Subsequently, the employee submitted a rebuttal to her performance report as authorized by County policy. The County attached her rebuttal to the report, and placed both documents in her personnel file. Shortly thereafter, the employee provided three weeks’ notice of her resignation. The employee then filed an unfair practice charge with PERB three days before her last day of employment.
In order to demonstrate that an employer discriminated or retaliated against an employee in violation of the MMBA, PERB requires the employee to show that: (1) the employee exercised rights under the MMBA; (2) the employer had knowledge of the exercise of those rights; (3) the employer took adverse employment action against the employee; and (4) the employer took the action because of the exercise of those rights. PERB concluded that the former employee could not show those elements. PERB reasoned that the employee failed to allege with specificity that she participated in any conduct protected under the MMBA or that the County took an adverse employment action against her. It also noted that even if the County took adverse action against her, the employee did not allege sufficient facts to show there was any unlawful motivation. Thus, PERB concluded the employee could not demonstrate a prima facie case of retaliation or discrimination.
While PERB gave the employee the opportunity to amend her claims, she failed to do so. Accordingly, PERB dismissed the unfair practice charge against the County.

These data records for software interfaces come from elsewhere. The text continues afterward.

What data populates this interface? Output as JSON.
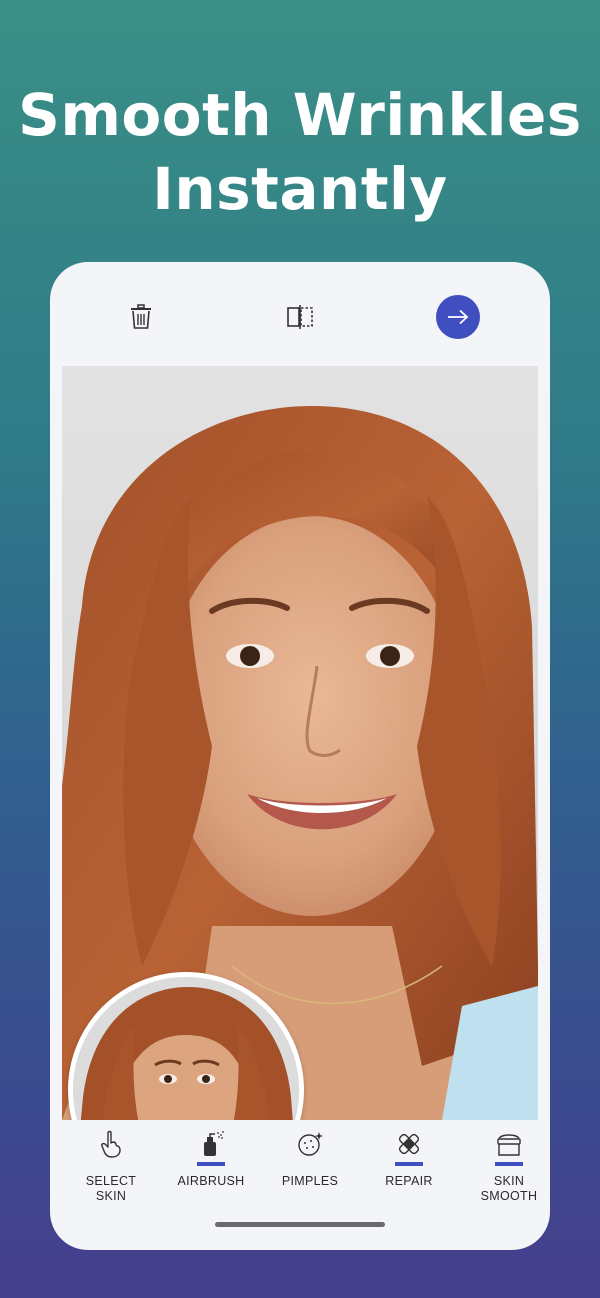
{
  "headline": {
    "line1": "Smooth Wrinkles",
    "line2": "Instantly"
  },
  "toolbar": {
    "trash_icon": "trash-icon",
    "compare_icon": "compare-split-icon",
    "next_icon": "arrow-right-icon",
    "accent_color": "#3f4fc0"
  },
  "photo": {
    "description_icon": "portrait-photo"
  },
  "tools": [
    {
      "label": "SELECT\nSKIN",
      "icon": "hand-pointer-icon",
      "active": false
    },
    {
      "label": "AIRBRUSH",
      "icon": "airbrush-icon",
      "active": true
    },
    {
      "label": "PIMPLES",
      "icon": "pimples-icon",
      "active": false
    },
    {
      "label": "REPAIR",
      "icon": "bandage-icon",
      "active": true
    },
    {
      "label": "SKIN\nSMOOTH",
      "icon": "cream-jar-icon",
      "active": true
    }
  ]
}
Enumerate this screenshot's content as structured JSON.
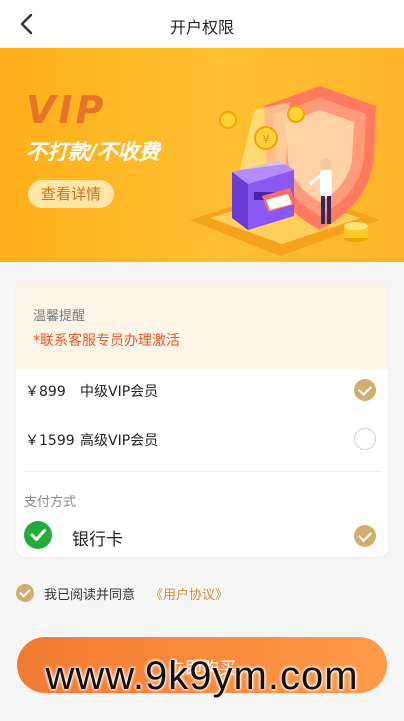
{
  "header": {
    "title": "开户权限",
    "back_icon": "chevron-left-icon"
  },
  "banner": {
    "vip_text": "VIP",
    "slogan": "不打款/不收费",
    "detail_button": "查看详情",
    "colors": {
      "background": "#ffb620",
      "vip": "#e8732a",
      "shield": "#ff6f5b"
    }
  },
  "notice": {
    "title": "温馨提醒",
    "text": "*联系客服专员办理激活"
  },
  "plans": [
    {
      "price": "￥899",
      "name": "中级VIP会员",
      "selected": true
    },
    {
      "price": "￥1599",
      "name": "高级VIP会员",
      "selected": false
    }
  ],
  "payment": {
    "title": "支付方式",
    "method": "银行卡",
    "icon": "check-circle-icon",
    "selected": true
  },
  "agreement": {
    "text": "我已阅读并同意",
    "link": "《用户协议》",
    "checked": true
  },
  "buy_button": {
    "label": "立即购买"
  },
  "watermark": "www.9k9ym.com",
  "colors": {
    "accent": "#d1ad6e",
    "warning": "#e15a2a",
    "button": "#f98a3a"
  }
}
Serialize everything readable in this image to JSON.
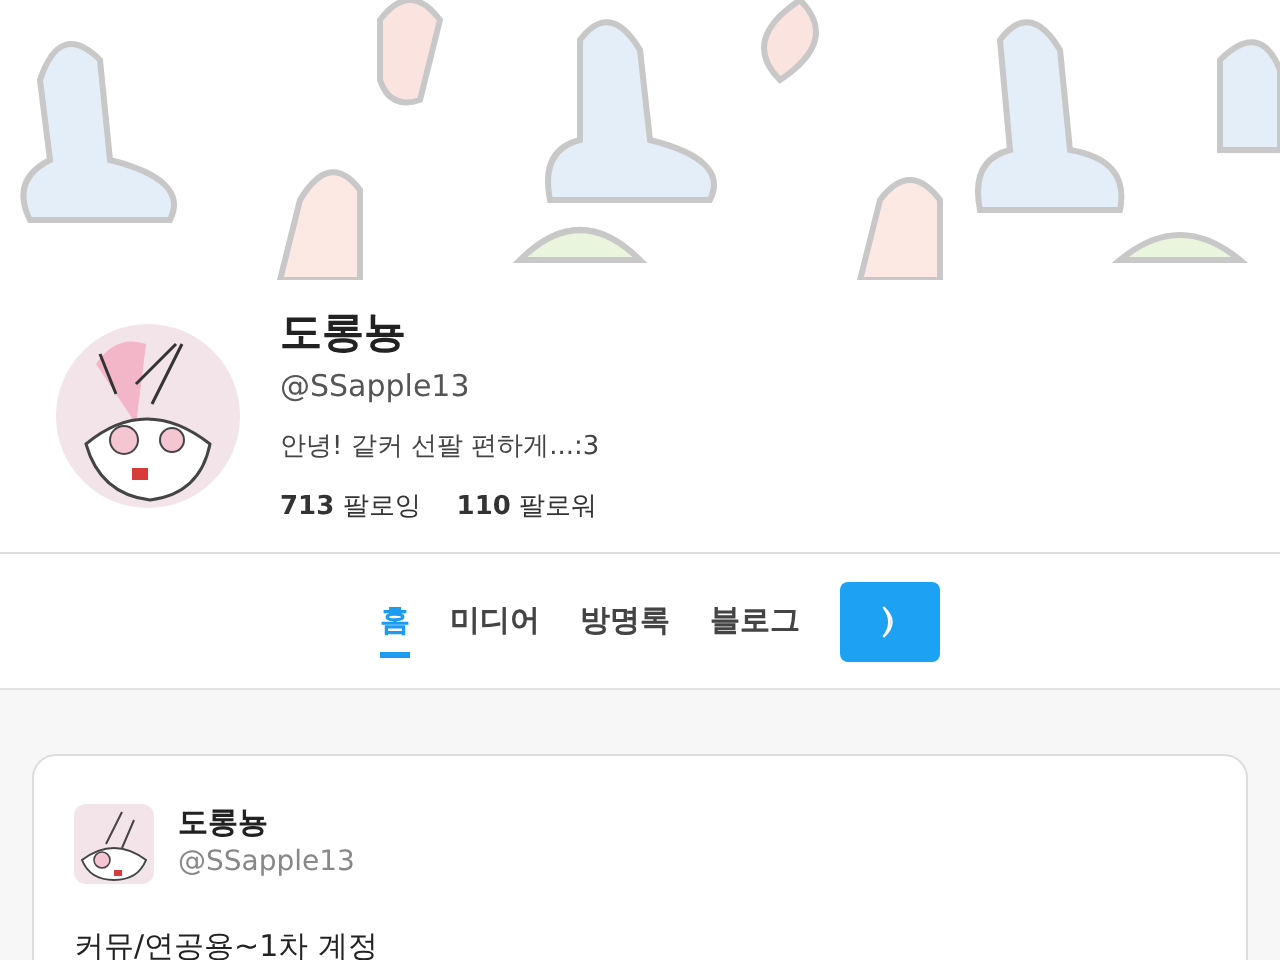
{
  "profile": {
    "name": "도롱뇽",
    "handle": "@SSapple13",
    "bio": "안녕! 같커 선팔 편하게...:3",
    "following_count": "713",
    "following_label": "팔로잉",
    "followers_count": "110",
    "followers_label": "팔로워"
  },
  "tabs": [
    {
      "label": "홈",
      "selected": true
    },
    {
      "label": "미디어",
      "selected": false
    },
    {
      "label": "방명록",
      "selected": false
    },
    {
      "label": "블로그",
      "selected": false
    }
  ],
  "posts": [
    {
      "name": "도롱뇽",
      "handle": "@SSapple13",
      "text": "커뮤/연공용~1차 계정"
    }
  ]
}
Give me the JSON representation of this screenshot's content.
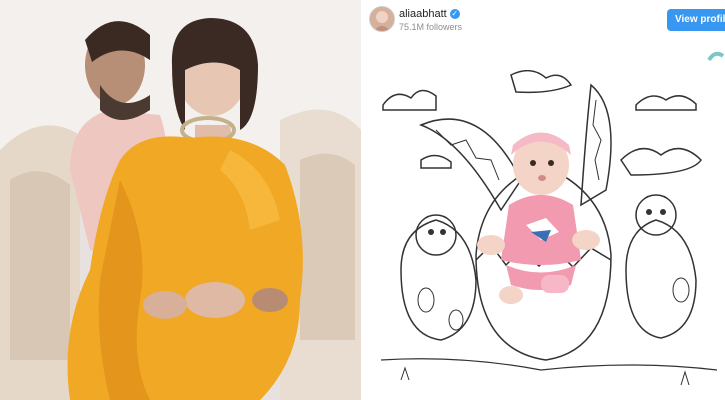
{
  "profile": {
    "username": "aliaabhatt",
    "verified_icon": "verified-badge-icon",
    "followers": "75.1M followers",
    "view_button": "View profile"
  },
  "colors": {
    "accent": "#3897f0",
    "saree": "#f1a824",
    "baby_outfit": "#f19ab0"
  }
}
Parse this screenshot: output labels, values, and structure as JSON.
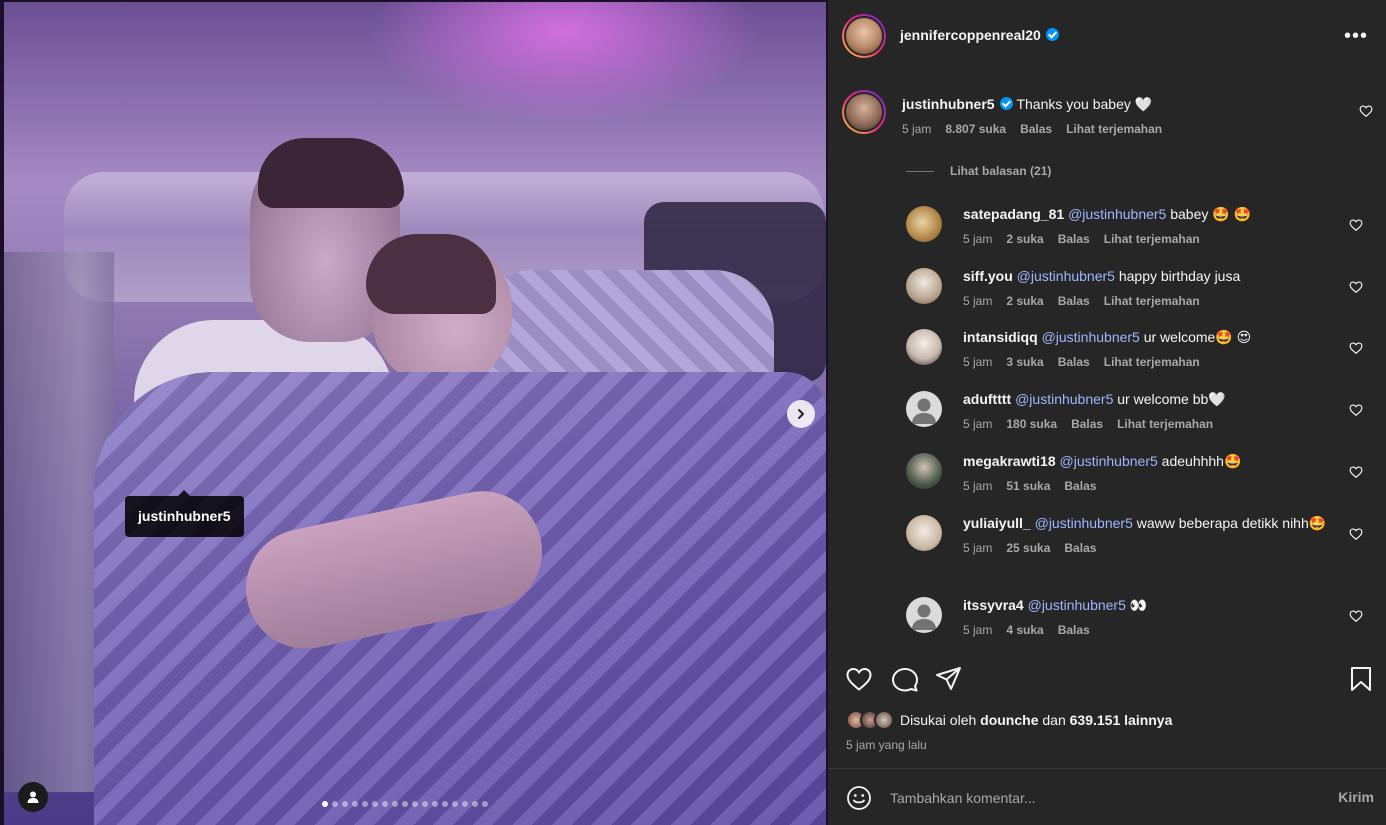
{
  "post": {
    "author": "jennifercoppenreal20",
    "photo_tag": "justinhubner5",
    "carousel": {
      "total": 17,
      "current": 1
    }
  },
  "caption_comment": {
    "user": "justinhubner5",
    "text": "Thanks you babey 🤍",
    "time": "5 jam",
    "likes": "8.807 suka",
    "reply": "Balas",
    "translate": "Lihat terjemahan"
  },
  "view_replies": "Lihat balasan (21)",
  "replies": [
    {
      "user": "satepadang_81",
      "mention": "@justinhubner5",
      "text": "babey 🤩 🤩",
      "time": "5 jam",
      "likes": "2 suka",
      "reply": "Balas",
      "translate": "Lihat terjemahan"
    },
    {
      "user": "siff.you",
      "mention": "@justinhubner5",
      "text": "happy birthday jusa",
      "time": "5 jam",
      "likes": "2 suka",
      "reply": "Balas",
      "translate": "Lihat terjemahan"
    },
    {
      "user": "intansidiqq",
      "mention": "@justinhubner5",
      "text": "ur welcome🤩 😍",
      "time": "5 jam",
      "likes": "3 suka",
      "reply": "Balas",
      "translate": "Lihat terjemahan"
    },
    {
      "user": "aduftttt",
      "mention": "@justinhubner5",
      "text": "ur welcome bb🤍",
      "time": "5 jam",
      "likes": "180 suka",
      "reply": "Balas",
      "translate": "Lihat terjemahan"
    },
    {
      "user": "megakrawti18",
      "mention": "@justinhubner5",
      "text": "adeuhhhh🤩",
      "time": "5 jam",
      "likes": "51 suka",
      "reply": "Balas",
      "translate": ""
    },
    {
      "user": "yuliaiyull_",
      "mention": "@justinhubner5",
      "text": "waww beberapa detikk nihh🤩",
      "time": "5 jam",
      "likes": "25 suka",
      "reply": "Balas",
      "translate": ""
    },
    {
      "user": "itssyvra4",
      "mention": "@justinhubner5",
      "text": "👀",
      "time": "5 jam",
      "likes": "4 suka",
      "reply": "Balas",
      "translate": ""
    }
  ],
  "likes_summary": {
    "prefix": "Disukai oleh",
    "user": "dounche",
    "joiner": "dan",
    "others": "639.151 lainnya"
  },
  "posted_ago": "5 jam yang lalu",
  "comment_box": {
    "placeholder": "Tambahkan komentar...",
    "post_label": "Kirim"
  },
  "icons": {
    "like": "heart-icon",
    "comment": "comment-icon",
    "share": "paper-plane-icon",
    "save": "bookmark-icon",
    "more": "more-icon",
    "emoji": "emoji-icon",
    "next": "chevron-right-icon",
    "tags": "user-tag-icon"
  },
  "colors": {
    "panel_bg": "#262626",
    "mention": "#a0b6ff",
    "verified": "#0095f6",
    "muted": "#a8a8a8"
  }
}
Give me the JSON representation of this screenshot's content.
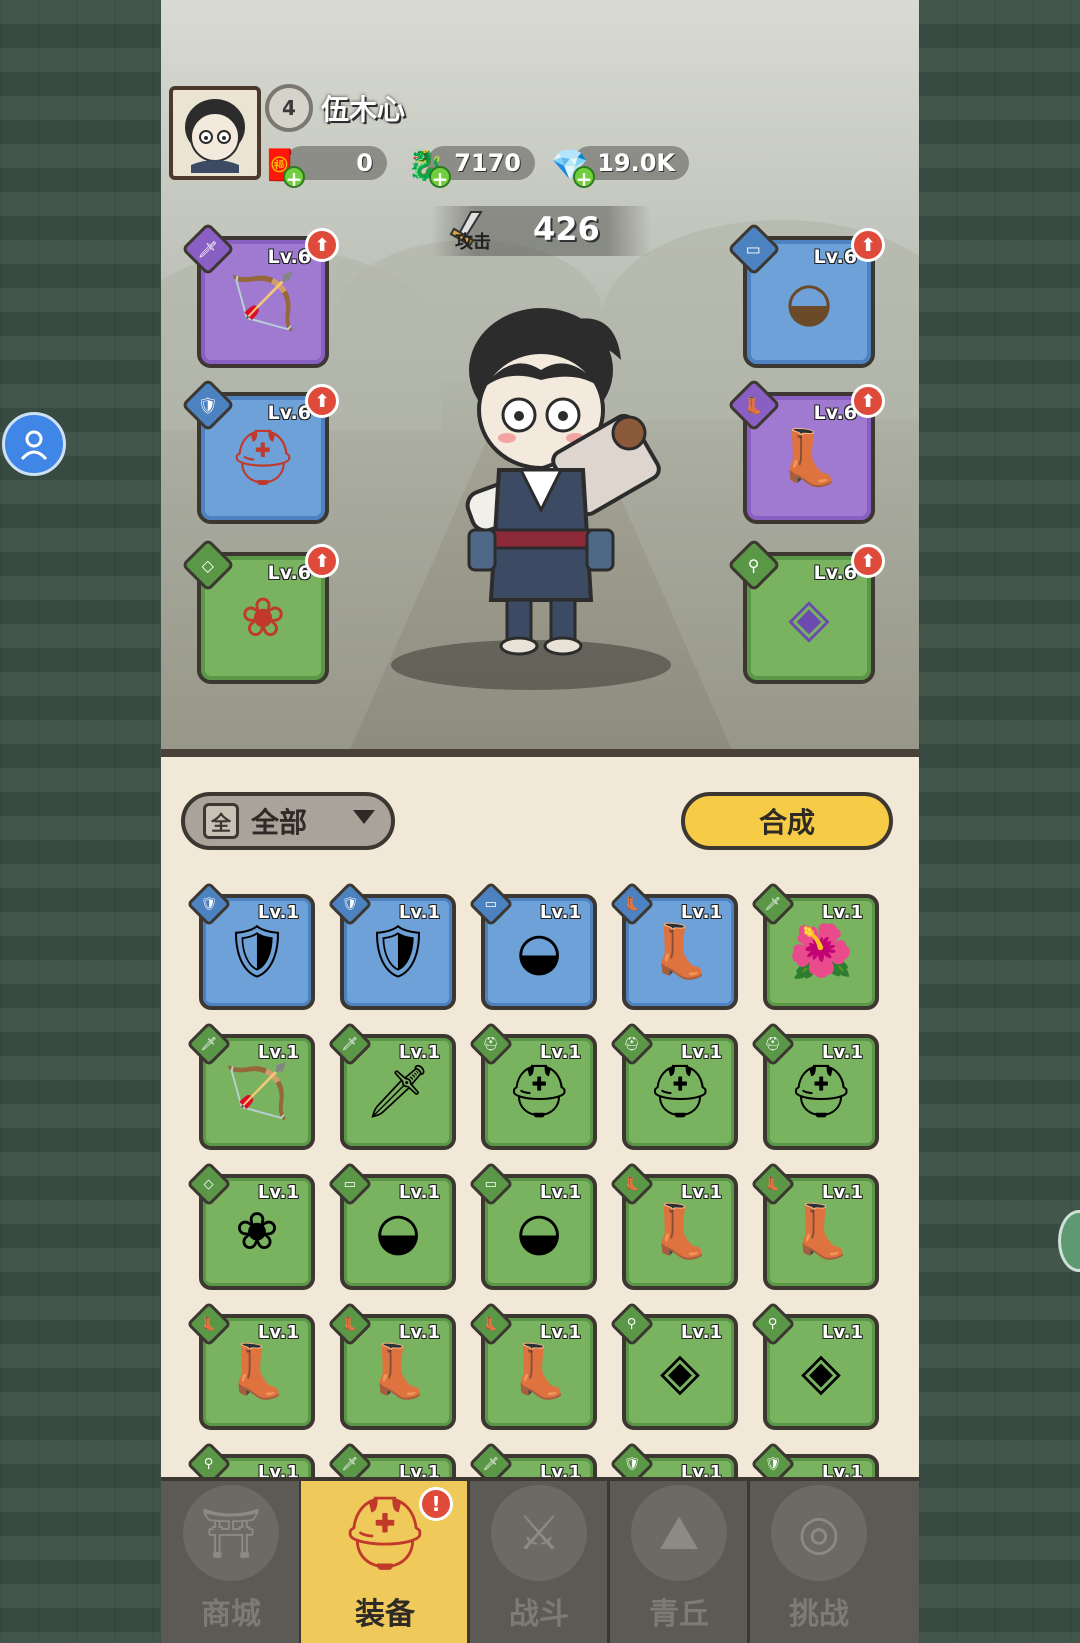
{
  "player": {
    "level": "4",
    "name": "伍木心"
  },
  "resources": [
    {
      "icon": "scroll-ticket-icon",
      "value": "0"
    },
    {
      "icon": "jade-dragon-icon",
      "value": "7170"
    },
    {
      "icon": "crystal-icon",
      "value": "19.0K"
    }
  ],
  "attack": {
    "label": "攻击",
    "value": "426"
  },
  "equipped": {
    "left": [
      {
        "slot": "weapon",
        "item": "bow",
        "level": "Lv.6",
        "rarity": "purple",
        "glyph": "🏹"
      },
      {
        "slot": "helmet",
        "item": "crimson-helmet",
        "level": "Lv.6",
        "rarity": "blue",
        "glyph": "⛑"
      },
      {
        "slot": "ring",
        "item": "crimson-ring",
        "level": "Lv.6",
        "rarity": "green",
        "glyph": "❀"
      }
    ],
    "right": [
      {
        "slot": "belt",
        "item": "golden-belt",
        "level": "Lv.6",
        "rarity": "blue",
        "glyph": "◒"
      },
      {
        "slot": "boots",
        "item": "violet-boots",
        "level": "Lv.6",
        "rarity": "purple",
        "glyph": "👢"
      },
      {
        "slot": "amulet",
        "item": "violet-amulet",
        "level": "Lv.6",
        "rarity": "green",
        "glyph": "◈"
      }
    ]
  },
  "filter": {
    "icon_label": "全",
    "label": "全部"
  },
  "synthesize_label": "合成",
  "inventory": [
    {
      "type": "armor",
      "rarity": "blue",
      "level": "Lv.1",
      "glyph": "🛡"
    },
    {
      "type": "armor",
      "rarity": "blue",
      "level": "Lv.1",
      "glyph": "🛡"
    },
    {
      "type": "belt",
      "rarity": "blue",
      "level": "Lv.1",
      "glyph": "◒"
    },
    {
      "type": "boots",
      "rarity": "blue",
      "level": "Lv.1",
      "glyph": "👢"
    },
    {
      "type": "weapon",
      "rarity": "green",
      "level": "Lv.1",
      "glyph": "🌺"
    },
    {
      "type": "weapon",
      "rarity": "green",
      "level": "Lv.1",
      "glyph": "🏹"
    },
    {
      "type": "weapon",
      "rarity": "green",
      "level": "Lv.1",
      "glyph": "🗡"
    },
    {
      "type": "helmet",
      "rarity": "green",
      "level": "Lv.1",
      "glyph": "⛑"
    },
    {
      "type": "helmet",
      "rarity": "green",
      "level": "Lv.1",
      "glyph": "⛑"
    },
    {
      "type": "helmet",
      "rarity": "green",
      "level": "Lv.1",
      "glyph": "⛑"
    },
    {
      "type": "ring",
      "rarity": "green",
      "level": "Lv.1",
      "glyph": "❀"
    },
    {
      "type": "belt",
      "rarity": "green",
      "level": "Lv.1",
      "glyph": "◒"
    },
    {
      "type": "belt",
      "rarity": "green",
      "level": "Lv.1",
      "glyph": "◒"
    },
    {
      "type": "boots",
      "rarity": "green",
      "level": "Lv.1",
      "glyph": "👢"
    },
    {
      "type": "boots",
      "rarity": "green",
      "level": "Lv.1",
      "glyph": "👢"
    },
    {
      "type": "boots",
      "rarity": "green",
      "level": "Lv.1",
      "glyph": "👢"
    },
    {
      "type": "boots",
      "rarity": "green",
      "level": "Lv.1",
      "glyph": "👢"
    },
    {
      "type": "boots",
      "rarity": "green",
      "level": "Lv.1",
      "glyph": "👢"
    },
    {
      "type": "amulet",
      "rarity": "green",
      "level": "Lv.1",
      "glyph": "◈"
    },
    {
      "type": "amulet",
      "rarity": "green",
      "level": "Lv.1",
      "glyph": "◈"
    },
    {
      "type": "amulet",
      "rarity": "green",
      "level": "Lv.1",
      "glyph": "◈"
    },
    {
      "type": "weapon",
      "rarity": "green",
      "level": "Lv.1",
      "glyph": "🗡"
    },
    {
      "type": "weapon",
      "rarity": "green",
      "level": "Lv.1",
      "glyph": "🗡"
    },
    {
      "type": "armor",
      "rarity": "green",
      "level": "Lv.1",
      "glyph": "🛡"
    },
    {
      "type": "armor",
      "rarity": "green",
      "level": "Lv.1",
      "glyph": "🛡"
    }
  ],
  "nav": [
    {
      "label": "商城",
      "icon": "pavilion-icon",
      "glyph": "⛩",
      "active": false
    },
    {
      "label": "装备",
      "icon": "helmet-icon",
      "glyph": "⛑",
      "active": true,
      "badge": "!"
    },
    {
      "label": "战斗",
      "icon": "crossed-swords-icon",
      "glyph": "⚔",
      "active": false
    },
    {
      "label": "青丘",
      "icon": "mountain-icon",
      "glyph": "⛰",
      "active": false
    },
    {
      "label": "挑战",
      "icon": "vortex-icon",
      "glyph": "◎",
      "active": false
    }
  ],
  "colors": {
    "purple": "#a07ad1",
    "blue": "#6ea1d7",
    "green": "#79b35f",
    "accent_yellow": "#f6cc46",
    "upgrade_red": "#e04a3a"
  }
}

An employee who files an unfair practice charge must establish all of the necessary elements of the claim. If the employee does not, PERB will dismiss the charge and no complaint issues. LCW attorneys strategically challenge unfair practice charges before they reach the complaint stage.